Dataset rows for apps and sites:
◇ ◇ ◇
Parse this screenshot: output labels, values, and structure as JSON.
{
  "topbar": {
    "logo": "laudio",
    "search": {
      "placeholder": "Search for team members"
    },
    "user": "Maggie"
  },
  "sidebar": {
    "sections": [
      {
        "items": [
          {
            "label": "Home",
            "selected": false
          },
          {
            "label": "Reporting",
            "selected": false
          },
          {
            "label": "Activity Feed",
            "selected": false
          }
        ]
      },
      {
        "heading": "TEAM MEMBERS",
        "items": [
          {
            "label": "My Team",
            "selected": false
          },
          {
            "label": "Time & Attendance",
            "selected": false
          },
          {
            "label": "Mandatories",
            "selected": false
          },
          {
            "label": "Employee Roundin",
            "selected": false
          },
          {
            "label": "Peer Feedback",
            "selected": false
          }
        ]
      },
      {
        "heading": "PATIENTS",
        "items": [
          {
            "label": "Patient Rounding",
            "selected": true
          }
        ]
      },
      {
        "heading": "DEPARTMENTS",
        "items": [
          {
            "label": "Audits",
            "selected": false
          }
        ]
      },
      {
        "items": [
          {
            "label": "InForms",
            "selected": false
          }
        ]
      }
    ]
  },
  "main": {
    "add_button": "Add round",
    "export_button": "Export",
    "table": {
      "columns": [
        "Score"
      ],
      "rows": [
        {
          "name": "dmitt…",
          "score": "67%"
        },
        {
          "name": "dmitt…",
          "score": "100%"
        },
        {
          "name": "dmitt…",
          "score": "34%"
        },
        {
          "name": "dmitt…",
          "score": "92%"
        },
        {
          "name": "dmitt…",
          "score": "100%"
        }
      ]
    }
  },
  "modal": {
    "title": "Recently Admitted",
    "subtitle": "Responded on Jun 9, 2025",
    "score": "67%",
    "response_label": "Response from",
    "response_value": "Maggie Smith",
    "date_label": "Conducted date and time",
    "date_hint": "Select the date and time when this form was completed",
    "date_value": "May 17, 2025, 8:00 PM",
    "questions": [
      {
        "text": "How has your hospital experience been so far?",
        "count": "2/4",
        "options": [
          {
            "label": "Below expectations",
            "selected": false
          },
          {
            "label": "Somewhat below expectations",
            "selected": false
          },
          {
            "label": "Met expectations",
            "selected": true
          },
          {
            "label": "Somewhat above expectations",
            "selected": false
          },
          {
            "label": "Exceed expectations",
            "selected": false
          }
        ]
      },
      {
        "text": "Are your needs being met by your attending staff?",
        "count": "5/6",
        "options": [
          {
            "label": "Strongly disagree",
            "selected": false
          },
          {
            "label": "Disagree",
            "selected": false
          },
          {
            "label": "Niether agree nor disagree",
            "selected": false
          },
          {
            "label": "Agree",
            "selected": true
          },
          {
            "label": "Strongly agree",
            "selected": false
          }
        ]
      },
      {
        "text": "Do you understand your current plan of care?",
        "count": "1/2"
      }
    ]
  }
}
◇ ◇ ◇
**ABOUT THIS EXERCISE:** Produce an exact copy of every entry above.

**WRITTEN RESPONSE:**
Parse this screenshot: output labels, values, and structure as JSON.
{
  "topbar": {
    "logo": "laudio",
    "search": {
      "placeholder": "Search for team members"
    },
    "user": "Maggie"
  },
  "sidebar": {
    "sections": [
      {
        "items": [
          {
            "label": "Home",
            "selected": false
          },
          {
            "label": "Reporting",
            "selected": false
          },
          {
            "label": "Activity Feed",
            "selected": false
          }
        ]
      },
      {
        "heading": "TEAM MEMBERS",
        "items": [
          {
            "label": "My Team",
            "selected": false
          },
          {
            "label": "Time & Attendance",
            "selected": false
          },
          {
            "label": "Mandatories",
            "selected": false
          },
          {
            "label": "Employee Roundin",
            "selected": false
          },
          {
            "label": "Peer Feedback",
            "selected": false
          }
        ]
      },
      {
        "heading": "PATIENTS",
        "items": [
          {
            "label": "Patient Rounding",
            "selected": true
          }
        ]
      },
      {
        "heading": "DEPARTMENTS",
        "items": [
          {
            "label": "Audits",
            "selected": false
          }
        ]
      },
      {
        "items": [
          {
            "label": "InForms",
            "selected": false
          }
        ]
      }
    ]
  },
  "main": {
    "add_button": "Add round",
    "export_button": "Export",
    "table": {
      "columns": [
        "Score"
      ],
      "rows": [
        {
          "name": "dmitt…",
          "score": "67%"
        },
        {
          "name": "dmitt…",
          "score": "100%"
        },
        {
          "name": "dmitt…",
          "score": "34%"
        },
        {
          "name": "dmitt…",
          "score": "92%"
        },
        {
          "name": "dmitt…",
          "score": "100%"
        }
      ]
    }
  },
  "modal": {
    "title": "Recently Admitted",
    "subtitle": "Responded on Jun 9, 2025",
    "score": "67%",
    "response_label": "Response from",
    "response_value": "Maggie Smith",
    "date_label": "Conducted date and time",
    "date_hint": "Select the date and time when this form was completed",
    "date_value": "May 17, 2025, 8:00 PM",
    "questions": [
      {
        "text": "How has your hospital experience been so far?",
        "count": "2/4",
        "options": [
          {
            "label": "Below expectations",
            "selected": false
          },
          {
            "label": "Somewhat below expectations",
            "selected": false
          },
          {
            "label": "Met expectations",
            "selected": true
          },
          {
            "label": "Somewhat above expectations",
            "selected": false
          },
          {
            "label": "Exceed expectations",
            "selected": false
          }
        ]
      },
      {
        "text": "Are your needs being met by your attending staff?",
        "count": "5/6",
        "options": [
          {
            "label": "Strongly disagree",
            "selected": false
          },
          {
            "label": "Disagree",
            "selected": false
          },
          {
            "label": "Niether agree nor disagree",
            "selected": false
          },
          {
            "label": "Agree",
            "selected": true
          },
          {
            "label": "Strongly agree",
            "selected": false
          }
        ]
      },
      {
        "text": "Do you understand your current plan of care?",
        "count": "1/2"
      }
    ]
  }
}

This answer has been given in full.